▸ TRY IT
Which lines of the data below contain "Register"? Please show them all.
--- DATA IN THIS EXERCISE ---
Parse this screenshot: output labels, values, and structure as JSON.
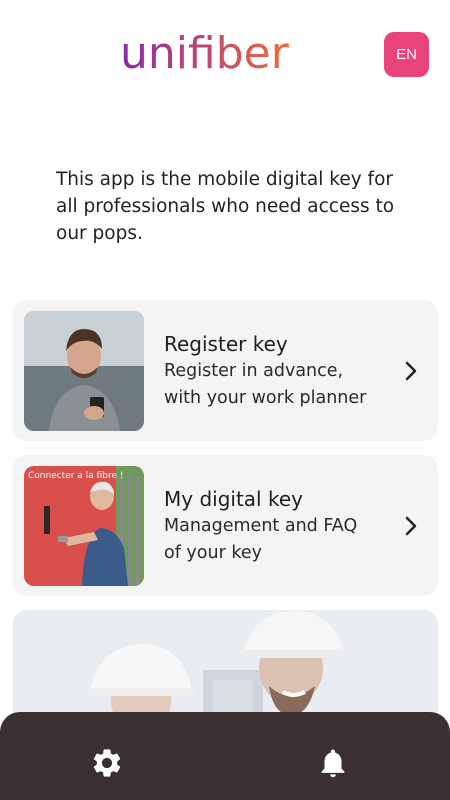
{
  "header": {
    "logo_text": "unifiber",
    "language_button": "EN"
  },
  "intro": {
    "text": "This app is the mobile digital key for all professionals who need access to our pops."
  },
  "cards": [
    {
      "title": "Register key",
      "subtitle": "Register in advance,\nwith your work planner",
      "image": "man-with-phone-photo"
    },
    {
      "title": "My digital key",
      "subtitle": "Management and FAQ\nof your key",
      "image": "technician-opening-cabinet-photo",
      "image_text": "Connecter a la fibre !"
    }
  ],
  "banner": {
    "image": "workers-with-helmets-photo"
  },
  "bottom_nav": {
    "items": [
      {
        "icon": "gear-icon"
      },
      {
        "icon": "bell-icon"
      }
    ]
  },
  "colors": {
    "accent": "#e8447a",
    "logo_gradient_start": "#8a2aa8",
    "logo_gradient_end": "#f06a3a",
    "nav_background": "#3a2f31",
    "card_background": "#f5f4f4"
  }
}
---
▸ SOLUTION BELOW
      "title": "Register key",
      "subtitle": "Register in advance,\nwith your work planner",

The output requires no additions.